WHAT THE TASK ASKS -> Exactly what is written in the records below should be returned, minus the images.

(Records drawn from a dataset)
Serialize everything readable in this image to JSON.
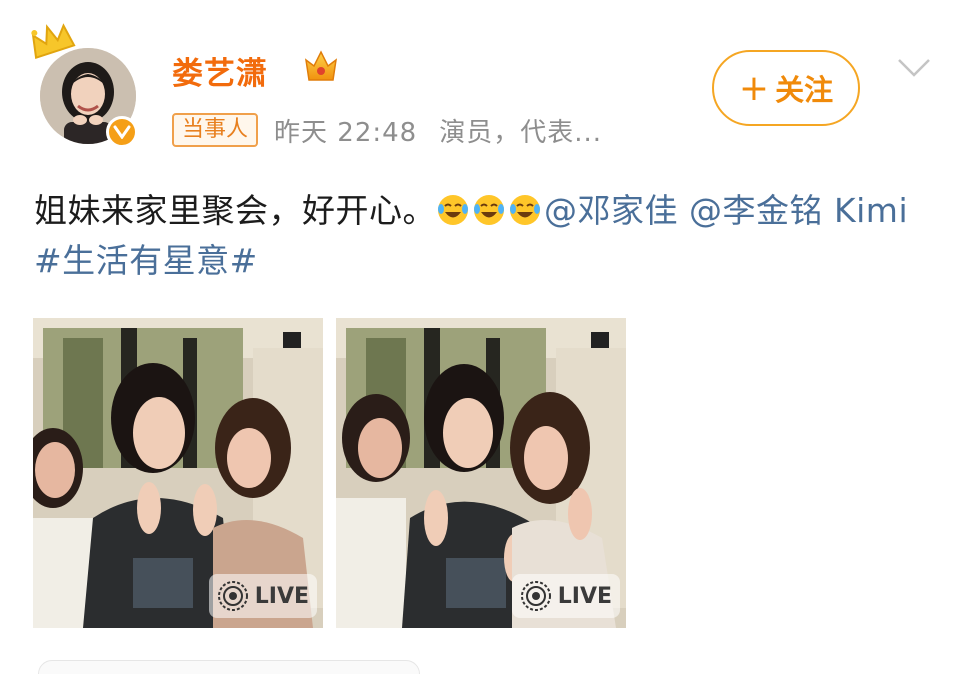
{
  "post": {
    "username": "娄艺潇",
    "badge": "当事人",
    "timestamp": "昨天 22:48",
    "profession": "演员，代表...",
    "follow_label": "关注",
    "text_plain": "姐妹来家里聚会，好开心。",
    "mention_1": "@邓家佳",
    "mention_2": "@李金铭 Kimi",
    "hashtag": "#生活有星意#",
    "emoji_count": 3
  },
  "photos": [
    {
      "live_label": "LIVE"
    },
    {
      "live_label": "LIVE"
    }
  ],
  "colors": {
    "username": "#f26b0c",
    "accent": "#f5a623",
    "link": "#4a6f99",
    "meta": "#8e8e8e"
  },
  "icons": [
    "crown-icon",
    "verified-icon",
    "vip-crown-icon",
    "chevron-down-icon",
    "laugh-cry-emoji",
    "live-icon"
  ]
}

ANSWER BOX ->
Serialize everything readable in this image to JSON.
{
  "post": {
    "username": "娄艺潇",
    "badge": "当事人",
    "timestamp": "昨天 22:48",
    "profession": "演员，代表...",
    "follow_label": "关注",
    "text_plain": "姐妹来家里聚会，好开心。",
    "mention_1": "@邓家佳",
    "mention_2": "@李金铭 Kimi",
    "hashtag": "#生活有星意#",
    "emoji_count": 3
  },
  "photos": [
    {
      "live_label": "LIVE"
    },
    {
      "live_label": "LIVE"
    }
  ],
  "colors": {
    "username": "#f26b0c",
    "accent": "#f5a623",
    "link": "#4a6f99",
    "meta": "#8e8e8e"
  },
  "icons": [
    "crown-icon",
    "verified-icon",
    "vip-crown-icon",
    "chevron-down-icon",
    "laugh-cry-emoji",
    "live-icon"
  ]
}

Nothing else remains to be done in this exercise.